Due up third the next inning, Haydel hit just like a pitcher; his minor-league line of 600 or so plate appearances, he was a .151 hitters with an on-base percentage of under .200. Here, though, in his first Major League plate appearance, he took an two-out, bases-empty Al Downing pitch to left for a double, then scored the go-ahead run on leadoff hitter Cesar Tovar's single.
Haydel gave the run right back in the next half-inning, serving up a home run to the Brewers' [best/only decent] hitter, Tommy Harper (it was Harper's 27th of 31 eventual homers; he never hit more than 18 in any of his fourteen other seasons). But he settled down nicely (including a strikeout of someone named Bob Burda), and the Twins gave him one back in the bottom of the third, on an Alyea walk and a Leo Cardenas triple. Now up 3-2, Haydel had a 1-2-3 fourth, and Haydel's turn at bat came up again second in the bottom of the inning. This time he homered off of Downing, a solo shot that made it 4-2 Twins.
Haydel would give up one more run, on a sixth-inning sac fly, to make it 4-3, but the Twins would score four more in the bottom of the seventh to put the game away. Closer Ron Perranoski, who had locked down the save with 1.2 innings in game one, came back in with three shutout innings (1 H, 0 BB, 2 K) in game two to shut it down and pick up save number 29.
So, the line for Haydel's debut:

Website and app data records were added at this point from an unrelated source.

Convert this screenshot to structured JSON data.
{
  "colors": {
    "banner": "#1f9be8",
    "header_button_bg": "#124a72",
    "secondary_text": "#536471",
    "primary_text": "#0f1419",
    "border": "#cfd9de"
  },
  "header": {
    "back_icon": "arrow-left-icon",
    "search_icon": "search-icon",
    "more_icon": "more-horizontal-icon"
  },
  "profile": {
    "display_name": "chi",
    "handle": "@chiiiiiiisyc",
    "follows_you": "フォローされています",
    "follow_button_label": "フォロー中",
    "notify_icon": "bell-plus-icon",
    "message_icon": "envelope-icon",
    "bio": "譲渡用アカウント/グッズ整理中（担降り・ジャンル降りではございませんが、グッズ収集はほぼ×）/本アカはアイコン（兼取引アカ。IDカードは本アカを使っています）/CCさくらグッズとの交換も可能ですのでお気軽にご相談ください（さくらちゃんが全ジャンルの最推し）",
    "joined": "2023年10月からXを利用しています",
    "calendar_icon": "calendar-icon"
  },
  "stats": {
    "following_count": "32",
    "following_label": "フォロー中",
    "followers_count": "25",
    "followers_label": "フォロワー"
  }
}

W, 5.0 IP, 4 H, 2 R/ER, 0 BB, 2 K; 2-3, 2B, HR, 2 R, RBI, K
That has to be a good feeling after most of nine years in the minors.

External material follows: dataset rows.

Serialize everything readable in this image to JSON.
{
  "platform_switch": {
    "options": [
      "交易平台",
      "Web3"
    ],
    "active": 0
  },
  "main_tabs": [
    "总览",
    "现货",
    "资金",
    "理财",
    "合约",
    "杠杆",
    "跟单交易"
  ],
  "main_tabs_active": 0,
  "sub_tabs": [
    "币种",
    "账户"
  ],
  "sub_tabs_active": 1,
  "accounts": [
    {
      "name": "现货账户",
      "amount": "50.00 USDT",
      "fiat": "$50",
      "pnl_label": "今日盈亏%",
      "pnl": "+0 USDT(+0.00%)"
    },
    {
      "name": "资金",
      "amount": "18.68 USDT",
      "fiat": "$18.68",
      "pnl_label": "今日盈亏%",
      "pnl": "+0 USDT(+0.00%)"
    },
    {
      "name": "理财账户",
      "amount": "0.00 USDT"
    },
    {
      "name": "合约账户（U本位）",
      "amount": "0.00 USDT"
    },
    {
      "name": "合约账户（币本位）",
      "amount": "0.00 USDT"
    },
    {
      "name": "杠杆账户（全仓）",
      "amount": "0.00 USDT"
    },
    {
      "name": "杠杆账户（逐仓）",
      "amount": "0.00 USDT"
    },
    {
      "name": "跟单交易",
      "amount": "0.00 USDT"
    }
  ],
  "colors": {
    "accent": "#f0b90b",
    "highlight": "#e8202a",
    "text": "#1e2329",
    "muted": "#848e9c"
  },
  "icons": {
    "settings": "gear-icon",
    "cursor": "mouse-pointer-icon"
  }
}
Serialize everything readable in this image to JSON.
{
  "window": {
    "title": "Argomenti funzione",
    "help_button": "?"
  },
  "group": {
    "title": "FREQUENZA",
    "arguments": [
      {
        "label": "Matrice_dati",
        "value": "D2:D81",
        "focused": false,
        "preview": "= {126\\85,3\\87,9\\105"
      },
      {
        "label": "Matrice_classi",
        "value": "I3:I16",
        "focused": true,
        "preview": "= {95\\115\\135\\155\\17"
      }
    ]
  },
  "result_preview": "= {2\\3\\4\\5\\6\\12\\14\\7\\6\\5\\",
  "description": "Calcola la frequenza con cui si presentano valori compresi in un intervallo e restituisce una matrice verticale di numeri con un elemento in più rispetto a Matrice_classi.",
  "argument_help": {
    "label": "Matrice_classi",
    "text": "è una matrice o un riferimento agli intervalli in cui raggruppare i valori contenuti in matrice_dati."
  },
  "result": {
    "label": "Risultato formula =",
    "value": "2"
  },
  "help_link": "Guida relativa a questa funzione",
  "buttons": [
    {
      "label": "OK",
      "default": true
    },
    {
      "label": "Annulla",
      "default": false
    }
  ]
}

Haydel made three more appearances in 1970's final month, giving up one run in four innings, and picking up the Twins' penultimate, 97th win when he relieved Bert Blyleven in a 4-2 game in the 9th (picking up two strikeouts in a perfect inning) and the Twins came back to score four runs to walk off in the bottom of the inning. He didn't get any more plate appearances.
Haydel started 1971 back down in AAA, but was called up in late June and used fairly often as a reliever by the Twins (who fell to 86 losses and fifth place in the West), putting up a 4.28 ERA (84 ERA+) in 40 innings, all in relief. He went 1-for-3 at the plate, with a single and a strikeout. So he ended with a 4.04 ERA in 49 big-league innings, but a .500/.500/1.167 hitting line (in six career PA).

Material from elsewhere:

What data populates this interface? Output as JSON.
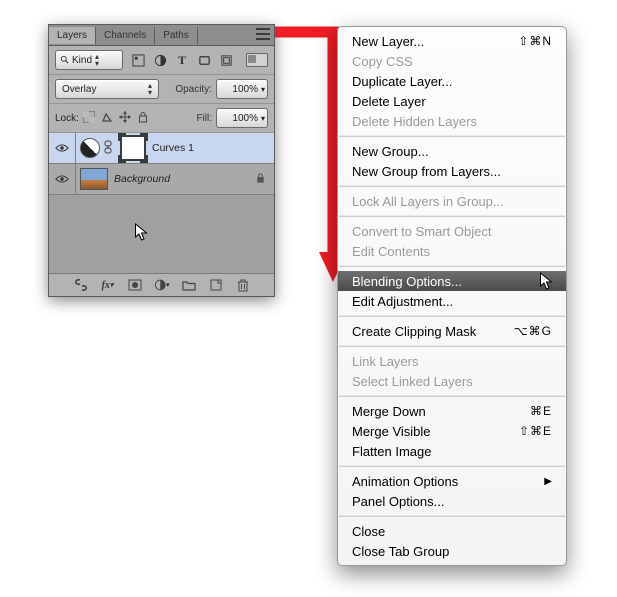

1972 was a disaster for Haydel back in the minors, where he put up a 7.14 ERA in 92 innings for AAA Tacoma. He did find his power stroke again, though, hitting .225/.244/.525 with three doubles and three homers in just 41 PA.
So, not much of a career for Mr. Haydel, but it was a career in the Major Leagues, and it was one hell of a Labor Day 1970.